> [ENTRIES SUPPLIED]:

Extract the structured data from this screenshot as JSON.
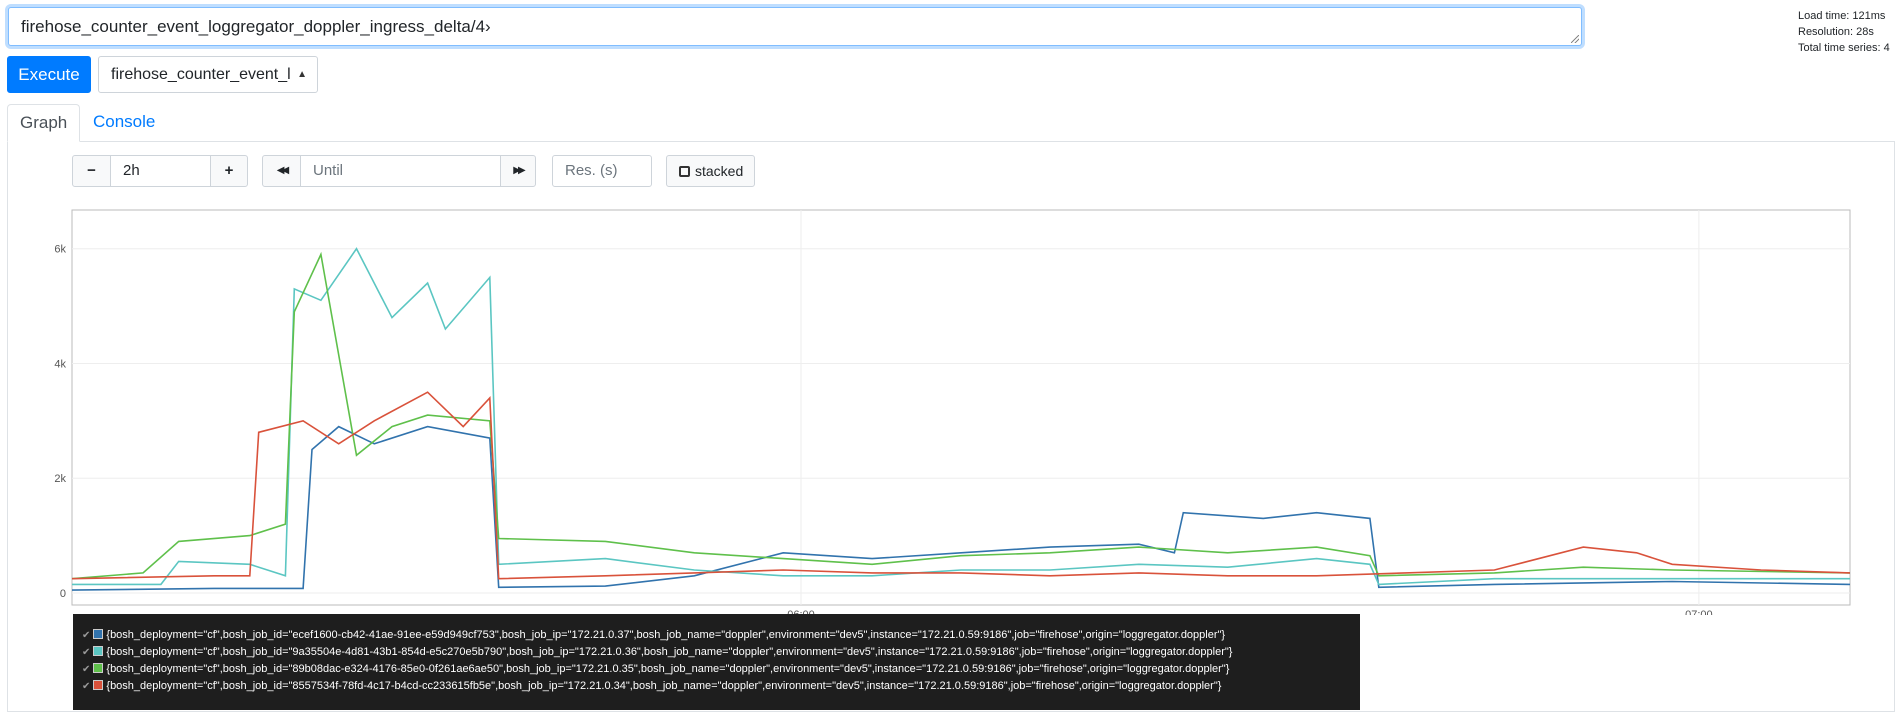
{
  "query": {
    "expression": "firehose_counter_event_loggregator_doppler_ingress_delta/4›",
    "execute_label": "Execute",
    "metric_select_value": "firehose_counter_event_l"
  },
  "stats": {
    "load_time": "Load time: 121ms",
    "resolution": "Resolution: 28s",
    "total_series": "Total time series: 4"
  },
  "tabs": [
    {
      "label": "Graph",
      "active": true
    },
    {
      "label": "Console",
      "active": false
    }
  ],
  "controls": {
    "minus_label": "−",
    "range_value": "2h",
    "plus_label": "+",
    "back_label": "◀◀",
    "until_placeholder": "Until",
    "forward_label": "▶▶",
    "res_placeholder": "Res. (s)",
    "stacked_label": "stacked"
  },
  "chart_data": {
    "type": "line",
    "x_ticks": [
      "06:00",
      "07:00"
    ],
    "y_ticks": [
      "0",
      "2k",
      "4k",
      "6k"
    ],
    "ylim": [
      0,
      6500
    ],
    "grid": true,
    "series": [
      {
        "name": "{bosh_deployment=\"cf\",bosh_job_id=\"ecef1600-cb42-41ae-91ee-e59d949cf753\",bosh_job_ip=\"172.21.0.37\",bosh_job_name=\"doppler\",environment=\"dev5\",instance=\"172.21.0.59:9186\",job=\"firehose\",origin=\"loggregator.doppler\"}",
        "color": "#3173ad",
        "values": [
          [
            0,
            50
          ],
          [
            0.08,
            80
          ],
          [
            0.13,
            80
          ],
          [
            0.135,
            2500
          ],
          [
            0.15,
            2900
          ],
          [
            0.17,
            2600
          ],
          [
            0.2,
            2900
          ],
          [
            0.235,
            2700
          ],
          [
            0.24,
            100
          ],
          [
            0.3,
            120
          ],
          [
            0.35,
            300
          ],
          [
            0.4,
            700
          ],
          [
            0.45,
            600
          ],
          [
            0.5,
            700
          ],
          [
            0.55,
            800
          ],
          [
            0.6,
            850
          ],
          [
            0.62,
            700
          ],
          [
            0.625,
            1400
          ],
          [
            0.67,
            1300
          ],
          [
            0.7,
            1400
          ],
          [
            0.73,
            1300
          ],
          [
            0.735,
            100
          ],
          [
            0.8,
            150
          ],
          [
            0.9,
            200
          ],
          [
            1,
            150
          ]
        ]
      },
      {
        "name": "{bosh_deployment=\"cf\",bosh_job_id=\"9a35504e-4d81-43b1-854d-e5c270e5b790\",bosh_job_ip=\"172.21.0.36\",bosh_job_name=\"doppler\",environment=\"dev5\",instance=\"172.21.0.59:9186\",job=\"firehose\",origin=\"loggregator.doppler\"}",
        "color": "#5bc6c2",
        "values": [
          [
            0,
            150
          ],
          [
            0.05,
            150
          ],
          [
            0.06,
            550
          ],
          [
            0.1,
            500
          ],
          [
            0.12,
            300
          ],
          [
            0.125,
            5300
          ],
          [
            0.14,
            5100
          ],
          [
            0.16,
            6000
          ],
          [
            0.18,
            4800
          ],
          [
            0.2,
            5400
          ],
          [
            0.21,
            4600
          ],
          [
            0.235,
            5500
          ],
          [
            0.24,
            500
          ],
          [
            0.3,
            600
          ],
          [
            0.35,
            400
          ],
          [
            0.4,
            300
          ],
          [
            0.45,
            300
          ],
          [
            0.5,
            400
          ],
          [
            0.55,
            400
          ],
          [
            0.6,
            500
          ],
          [
            0.65,
            450
          ],
          [
            0.7,
            600
          ],
          [
            0.73,
            500
          ],
          [
            0.735,
            150
          ],
          [
            0.8,
            250
          ],
          [
            0.9,
            250
          ],
          [
            1,
            250
          ]
        ]
      },
      {
        "name": "{bosh_deployment=\"cf\",bosh_job_id=\"89b08dac-e324-4176-85e0-0f261ae6ae50\",bosh_job_ip=\"172.21.0.35\",bosh_job_name=\"doppler\",environment=\"dev5\",instance=\"172.21.0.59:9186\",job=\"firehose\",origin=\"loggregator.doppler\"}",
        "color": "#5fc04b",
        "values": [
          [
            0,
            250
          ],
          [
            0.04,
            350
          ],
          [
            0.06,
            900
          ],
          [
            0.1,
            1000
          ],
          [
            0.12,
            1200
          ],
          [
            0.125,
            4900
          ],
          [
            0.14,
            5900
          ],
          [
            0.16,
            2400
          ],
          [
            0.18,
            2900
          ],
          [
            0.2,
            3100
          ],
          [
            0.235,
            3000
          ],
          [
            0.24,
            950
          ],
          [
            0.3,
            900
          ],
          [
            0.35,
            700
          ],
          [
            0.4,
            600
          ],
          [
            0.45,
            500
          ],
          [
            0.5,
            650
          ],
          [
            0.55,
            700
          ],
          [
            0.6,
            800
          ],
          [
            0.65,
            700
          ],
          [
            0.7,
            800
          ],
          [
            0.73,
            650
          ],
          [
            0.735,
            300
          ],
          [
            0.8,
            350
          ],
          [
            0.85,
            450
          ],
          [
            0.9,
            400
          ],
          [
            1,
            350
          ]
        ]
      },
      {
        "name": "{bosh_deployment=\"cf\",bosh_job_id=\"8557534f-78fd-4c17-b4cd-cc233615fb5e\",bosh_job_ip=\"172.21.0.34\",bosh_job_name=\"doppler\",environment=\"dev5\",instance=\"172.21.0.59:9186\",job=\"firehose\",origin=\"loggregator.doppler\"}",
        "color": "#d9523b",
        "values": [
          [
            0,
            250
          ],
          [
            0.08,
            300
          ],
          [
            0.1,
            300
          ],
          [
            0.105,
            2800
          ],
          [
            0.13,
            3000
          ],
          [
            0.15,
            2600
          ],
          [
            0.17,
            3000
          ],
          [
            0.2,
            3500
          ],
          [
            0.22,
            2900
          ],
          [
            0.235,
            3400
          ],
          [
            0.24,
            250
          ],
          [
            0.3,
            300
          ],
          [
            0.35,
            350
          ],
          [
            0.4,
            400
          ],
          [
            0.45,
            350
          ],
          [
            0.5,
            350
          ],
          [
            0.55,
            300
          ],
          [
            0.6,
            350
          ],
          [
            0.65,
            300
          ],
          [
            0.7,
            300
          ],
          [
            0.75,
            350
          ],
          [
            0.8,
            400
          ],
          [
            0.85,
            800
          ],
          [
            0.88,
            700
          ],
          [
            0.9,
            500
          ],
          [
            0.95,
            400
          ],
          [
            1,
            350
          ]
        ]
      }
    ]
  }
}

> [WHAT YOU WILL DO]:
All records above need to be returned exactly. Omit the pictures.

> [RESPONSE BOX]:
Extract the structured data from this screenshot as JSON.
{
  "query": {
    "expression": "firehose_counter_event_loggregator_doppler_ingress_delta/4›",
    "execute_label": "Execute",
    "metric_select_value": "firehose_counter_event_l"
  },
  "stats": {
    "load_time": "Load time: 121ms",
    "resolution": "Resolution: 28s",
    "total_series": "Total time series: 4"
  },
  "tabs": [
    {
      "label": "Graph",
      "active": true
    },
    {
      "label": "Console",
      "active": false
    }
  ],
  "controls": {
    "minus_label": "−",
    "range_value": "2h",
    "plus_label": "+",
    "back_label": "◀◀",
    "until_placeholder": "Until",
    "forward_label": "▶▶",
    "res_placeholder": "Res. (s)",
    "stacked_label": "stacked"
  },
  "chart_data": {
    "type": "line",
    "x_ticks": [
      "06:00",
      "07:00"
    ],
    "y_ticks": [
      "0",
      "2k",
      "4k",
      "6k"
    ],
    "ylim": [
      0,
      6500
    ],
    "grid": true,
    "series": [
      {
        "name": "{bosh_deployment=\"cf\",bosh_job_id=\"ecef1600-cb42-41ae-91ee-e59d949cf753\",bosh_job_ip=\"172.21.0.37\",bosh_job_name=\"doppler\",environment=\"dev5\",instance=\"172.21.0.59:9186\",job=\"firehose\",origin=\"loggregator.doppler\"}",
        "color": "#3173ad",
        "values": [
          [
            0,
            50
          ],
          [
            0.08,
            80
          ],
          [
            0.13,
            80
          ],
          [
            0.135,
            2500
          ],
          [
            0.15,
            2900
          ],
          [
            0.17,
            2600
          ],
          [
            0.2,
            2900
          ],
          [
            0.235,
            2700
          ],
          [
            0.24,
            100
          ],
          [
            0.3,
            120
          ],
          [
            0.35,
            300
          ],
          [
            0.4,
            700
          ],
          [
            0.45,
            600
          ],
          [
            0.5,
            700
          ],
          [
            0.55,
            800
          ],
          [
            0.6,
            850
          ],
          [
            0.62,
            700
          ],
          [
            0.625,
            1400
          ],
          [
            0.67,
            1300
          ],
          [
            0.7,
            1400
          ],
          [
            0.73,
            1300
          ],
          [
            0.735,
            100
          ],
          [
            0.8,
            150
          ],
          [
            0.9,
            200
          ],
          [
            1,
            150
          ]
        ]
      },
      {
        "name": "{bosh_deployment=\"cf\",bosh_job_id=\"9a35504e-4d81-43b1-854d-e5c270e5b790\",bosh_job_ip=\"172.21.0.36\",bosh_job_name=\"doppler\",environment=\"dev5\",instance=\"172.21.0.59:9186\",job=\"firehose\",origin=\"loggregator.doppler\"}",
        "color": "#5bc6c2",
        "values": [
          [
            0,
            150
          ],
          [
            0.05,
            150
          ],
          [
            0.06,
            550
          ],
          [
            0.1,
            500
          ],
          [
            0.12,
            300
          ],
          [
            0.125,
            5300
          ],
          [
            0.14,
            5100
          ],
          [
            0.16,
            6000
          ],
          [
            0.18,
            4800
          ],
          [
            0.2,
            5400
          ],
          [
            0.21,
            4600
          ],
          [
            0.235,
            5500
          ],
          [
            0.24,
            500
          ],
          [
            0.3,
            600
          ],
          [
            0.35,
            400
          ],
          [
            0.4,
            300
          ],
          [
            0.45,
            300
          ],
          [
            0.5,
            400
          ],
          [
            0.55,
            400
          ],
          [
            0.6,
            500
          ],
          [
            0.65,
            450
          ],
          [
            0.7,
            600
          ],
          [
            0.73,
            500
          ],
          [
            0.735,
            150
          ],
          [
            0.8,
            250
          ],
          [
            0.9,
            250
          ],
          [
            1,
            250
          ]
        ]
      },
      {
        "name": "{bosh_deployment=\"cf\",bosh_job_id=\"89b08dac-e324-4176-85e0-0f261ae6ae50\",bosh_job_ip=\"172.21.0.35\",bosh_job_name=\"doppler\",environment=\"dev5\",instance=\"172.21.0.59:9186\",job=\"firehose\",origin=\"loggregator.doppler\"}",
        "color": "#5fc04b",
        "values": [
          [
            0,
            250
          ],
          [
            0.04,
            350
          ],
          [
            0.06,
            900
          ],
          [
            0.1,
            1000
          ],
          [
            0.12,
            1200
          ],
          [
            0.125,
            4900
          ],
          [
            0.14,
            5900
          ],
          [
            0.16,
            2400
          ],
          [
            0.18,
            2900
          ],
          [
            0.2,
            3100
          ],
          [
            0.235,
            3000
          ],
          [
            0.24,
            950
          ],
          [
            0.3,
            900
          ],
          [
            0.35,
            700
          ],
          [
            0.4,
            600
          ],
          [
            0.45,
            500
          ],
          [
            0.5,
            650
          ],
          [
            0.55,
            700
          ],
          [
            0.6,
            800
          ],
          [
            0.65,
            700
          ],
          [
            0.7,
            800
          ],
          [
            0.73,
            650
          ],
          [
            0.735,
            300
          ],
          [
            0.8,
            350
          ],
          [
            0.85,
            450
          ],
          [
            0.9,
            400
          ],
          [
            1,
            350
          ]
        ]
      },
      {
        "name": "{bosh_deployment=\"cf\",bosh_job_id=\"8557534f-78fd-4c17-b4cd-cc233615fb5e\",bosh_job_ip=\"172.21.0.34\",bosh_job_name=\"doppler\",environment=\"dev5\",instance=\"172.21.0.59:9186\",job=\"firehose\",origin=\"loggregator.doppler\"}",
        "color": "#d9523b",
        "values": [
          [
            0,
            250
          ],
          [
            0.08,
            300
          ],
          [
            0.1,
            300
          ],
          [
            0.105,
            2800
          ],
          [
            0.13,
            3000
          ],
          [
            0.15,
            2600
          ],
          [
            0.17,
            3000
          ],
          [
            0.2,
            3500
          ],
          [
            0.22,
            2900
          ],
          [
            0.235,
            3400
          ],
          [
            0.24,
            250
          ],
          [
            0.3,
            300
          ],
          [
            0.35,
            350
          ],
          [
            0.4,
            400
          ],
          [
            0.45,
            350
          ],
          [
            0.5,
            350
          ],
          [
            0.55,
            300
          ],
          [
            0.6,
            350
          ],
          [
            0.65,
            300
          ],
          [
            0.7,
            300
          ],
          [
            0.75,
            350
          ],
          [
            0.8,
            400
          ],
          [
            0.85,
            800
          ],
          [
            0.88,
            700
          ],
          [
            0.9,
            500
          ],
          [
            0.95,
            400
          ],
          [
            1,
            350
          ]
        ]
      }
    ]
  }
}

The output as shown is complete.